iDock is the latest innovative addition to the Evinrude Intelligent Piloting System, a suite of Evinrude E-TEC G2 engine features designed to instill confidence in all boaters, by making their boat easy and intuitive to operate. Existing features include iSteer integrated dynamic power steering, iTrim automatic trim system, iControl digital shift and throttle and iLink mobile display interface. These intelligent features take the guess work out of operating a boat and offer users total boat and engine control. The iDock system, with an affordable price point and other industry-leading system innovations, allows users to easily maneuver their boats using a joystick for simple docking, in even the toughest conditions. The simplicity of the system requires much less time for operators to master. iDock is a fully integrated system that connects with the existing internal hydraulic steering feature of select Evinrude E-TEC G2 engines, reducing the cost of added parts, removing clutter on the transom and freeing up precious storage space. Because it leverages existing E-TEC G2 architecture, installation time is minimized, iDock models follow the same installation process as Evinrude E-TEC G2 engines and typically require less than one hour on the water setup. This allows Evinrude to offer the all-new iDock system for a reasonable MSRP of $5,999 for all iDock components, including the joystick, module and hydraulic hoses, but not including installation costs.
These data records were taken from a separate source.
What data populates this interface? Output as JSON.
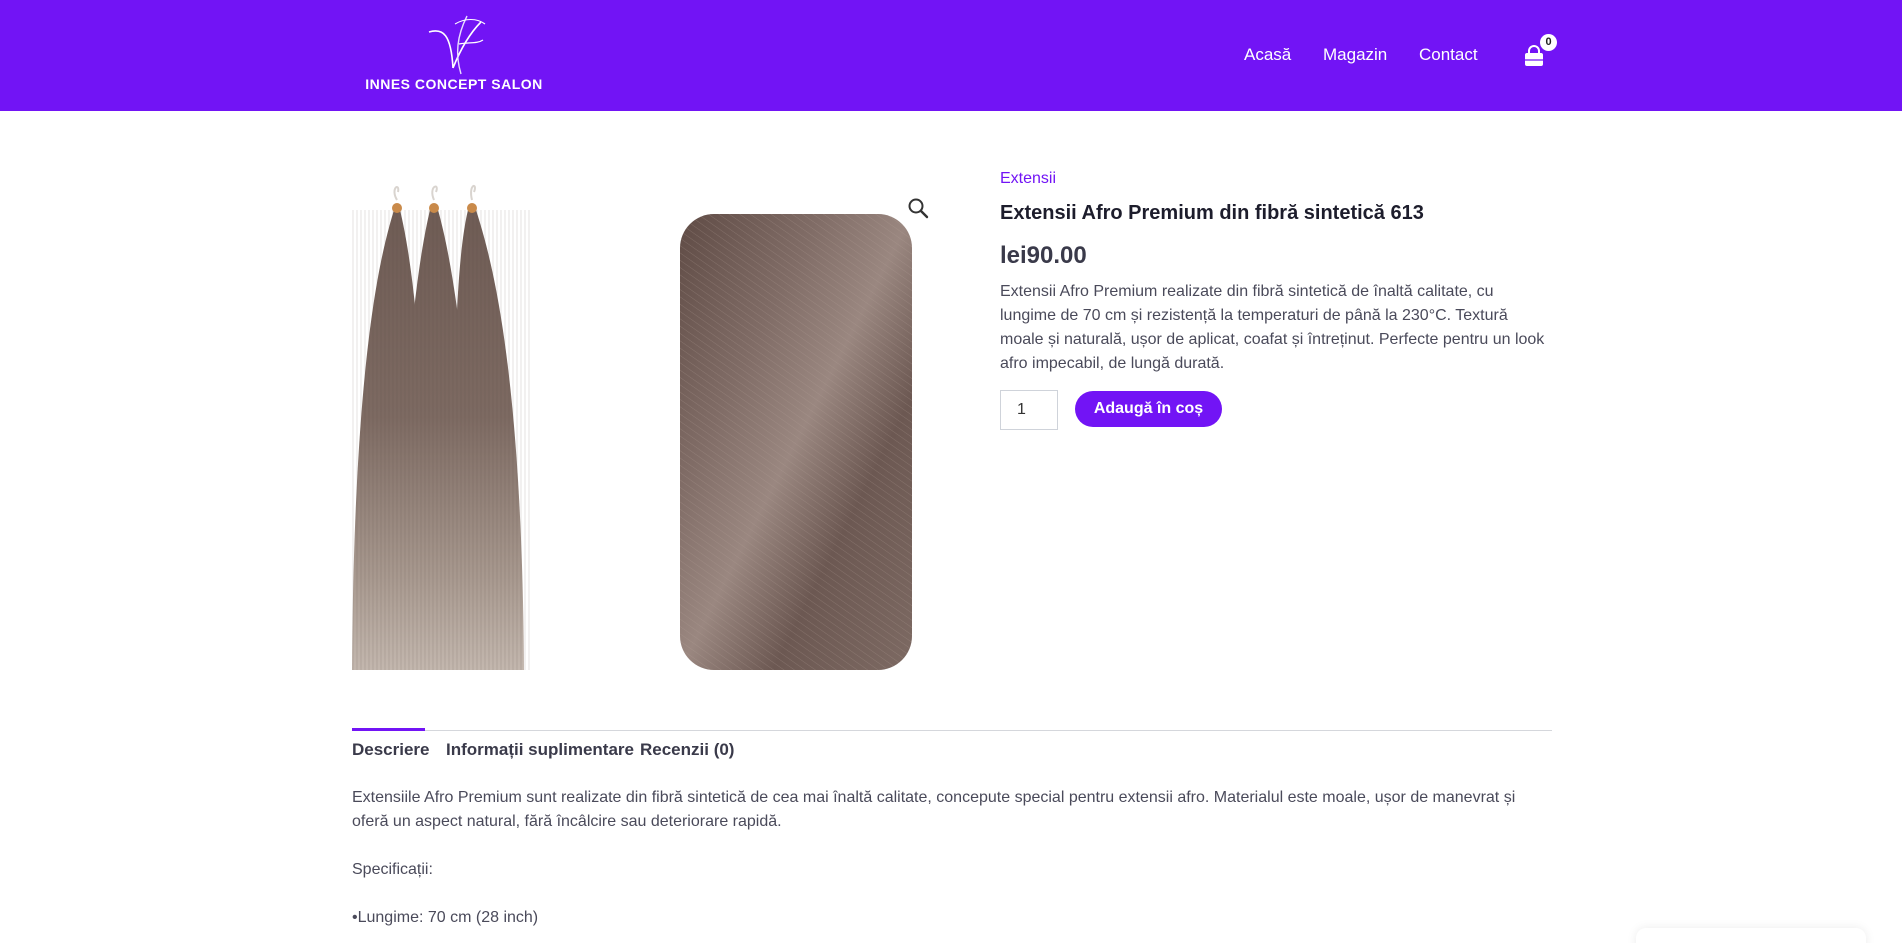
{
  "header": {
    "logo_text": "INNES CONCEPT SALON",
    "logo_monogram": "IC",
    "bg_color": "#7214f5",
    "nav": [
      {
        "label": "Acasă"
      },
      {
        "label": "Magazin"
      },
      {
        "label": "Contact"
      }
    ],
    "cart": {
      "icon": "shopping-bag-icon",
      "count": "0"
    }
  },
  "product": {
    "category": "Extensii",
    "title": "Extensii Afro Premium din fibră sintetică 613",
    "price": "lei90.00",
    "short_description": "Extensii Afro Premium realizate din fibră sintetică de înaltă calitate, cu lungime de 70 cm și rezistență la temperaturi de până la 230°C. Textură moale și naturală, ușor de aplicat, coafat și întreținut. Perfecte pentru un look afro impecabil, de lungă durată.",
    "quantity": "1",
    "add_to_cart_label": "Adaugă în coș",
    "zoom_icon": "magnifier-icon",
    "accent_color": "#7214f5"
  },
  "tabs": [
    {
      "label": "Descriere",
      "active": true
    },
    {
      "label": "Informații suplimentare",
      "active": false
    },
    {
      "label": "Recenzii (0)",
      "active": false
    }
  ],
  "description": {
    "paragraph": "Extensiile Afro Premium sunt realizate din fibră sintetică de cea mai înaltă calitate, concepute special pentru extensii afro. Materialul este moale, ușor de manevrat și oferă un aspect natural, fără încâlcire sau deteriorare rapidă.",
    "spec_heading": "Specificații:",
    "spec_1": "•Lungime: 70 cm (28 inch)"
  }
}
Some Final Thoughts
Day tripping the edge in a favorable weather pattern is one of the best trips on the offshore agenda. When you find the fish, it really doesn’t get any better, and you and the crew are in angling Nirvana. If plan A doesn’t work, don’t force it. Be ready to go to plans B and C if your initial efforts are not up to expectations. It’s better to come back with some fish rather than nothing. Keep a watchful eye on the weather, hook up with buddy boats whenever possible, be safe out there and enjoy the experience.